If you're thinking of using a form of utilitarianism as your criterion for the Sept. / Oct. LD permissible killing resolution, or for any other resolution involving morality, consider these issues.
1. Utilitarianism offers a clear standard for what counts as moral--do what maximizes the good--but not what counts as good. In fact, for utilitarianism as a theory, no specific conception of the good is required. [After Daniel E. Palmer's "On the Viability of Rule Utilitarianism," found in the March 1999 edition of the Journal of Value Inquiry, pp. 31-42.]
2. Similarly, utilitarianism as a theory can tell us how we ought to make a decision, without giving a clear indication as to what decision we ought to make. In come the Rule Utilitarians, who ask us to consider our actions in the light of the rules we do--or should--follow. What consequences do those rules bring about?
3. But this is problematic as well. According to many critics, "[T]he set of rules that would bring about the best consequences if people actually did conform to them would consist of only one rule, the rule that states that we should act to produce the best consequences." In other words, Rule Utilitarianism is "extensionally equivalent" to Act Utilitarianism, and therefore suffers from the same shortcomings. [Palmer, op. cit., p. 33]
4. Thus, some Rule Utilitarians focus only on the rules that are normally and generally recognized by actual moral agents.
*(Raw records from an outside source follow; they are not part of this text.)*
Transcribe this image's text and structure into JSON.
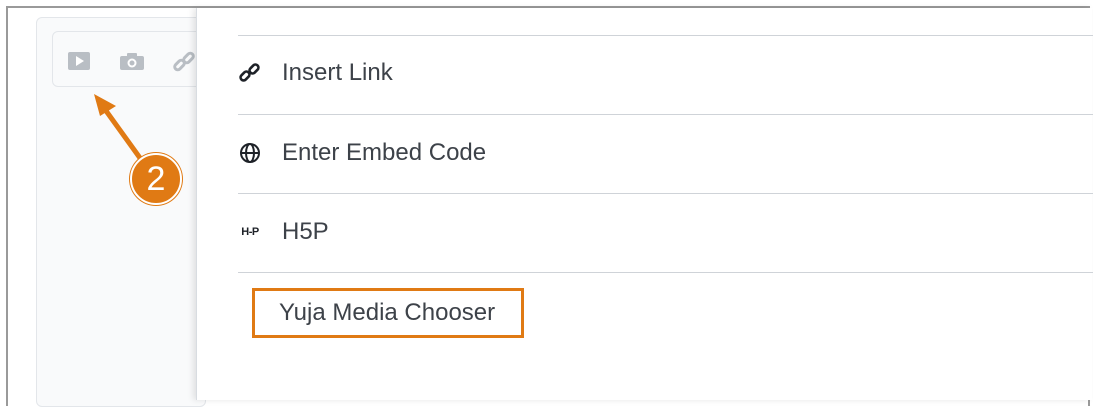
{
  "toolbar": {
    "icons": [
      "play-video-icon",
      "camera-icon",
      "link-icon"
    ]
  },
  "menu": {
    "items": [
      {
        "label": "Insert Link",
        "icon": "link-icon"
      },
      {
        "label": "Enter Embed Code",
        "icon": "globe-icon"
      },
      {
        "label": "H5P",
        "icon": "h5p-icon",
        "icon_text": "H-P"
      },
      {
        "label": "Yuja Media Chooser",
        "icon": "",
        "highlighted": true
      }
    ]
  },
  "annotation": {
    "step_number": "2",
    "color": "#e07a14"
  }
}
Richard Brandt's "ideal moral code theory" and Brad Hooker's "distribution-sensitive rule consequentialism" are two such methods.
5. Brandt's version can be summed up, in his words, thusly:
[A]n act is right if and only if it would not be prohibited by the moral code ideal for the society.[qtd. in Palmer] The ideal code is that which produces the best consequences when followed by the preponderance of society. An immediate question: how and why is the societal boundary drawn?
6. Hooker's formulation is slightly different, and combats some of the weaknesses in Brandt's:
An act is right if and only if it is forbidden by the code of rules whose internalization by the overwhelming majority of everyone everywhere in each new generation has maximum expected value in terms of well-being (with some priority to the worst off).[Brad Hooker, Ideal Code, Real World, 2000, p. 32]
"Has maximum expected value" is another way to say "maximizes utility," but with an important distinction: the reasonable expectation of a payoff, rather than the post-hoc determination of a payoff, is sufficient to justify a rule. This is critical for anyone who attacks utilitarianism on epistemic grounds--in other words, by arguing that we can't know the precise consequences of our actions, so we are paralyzed in the face of a difficult choice. Hooker's rule avoids that objection.
If you have any good ideas about using utilitarianism in a round--in any variety--leave them in the comments.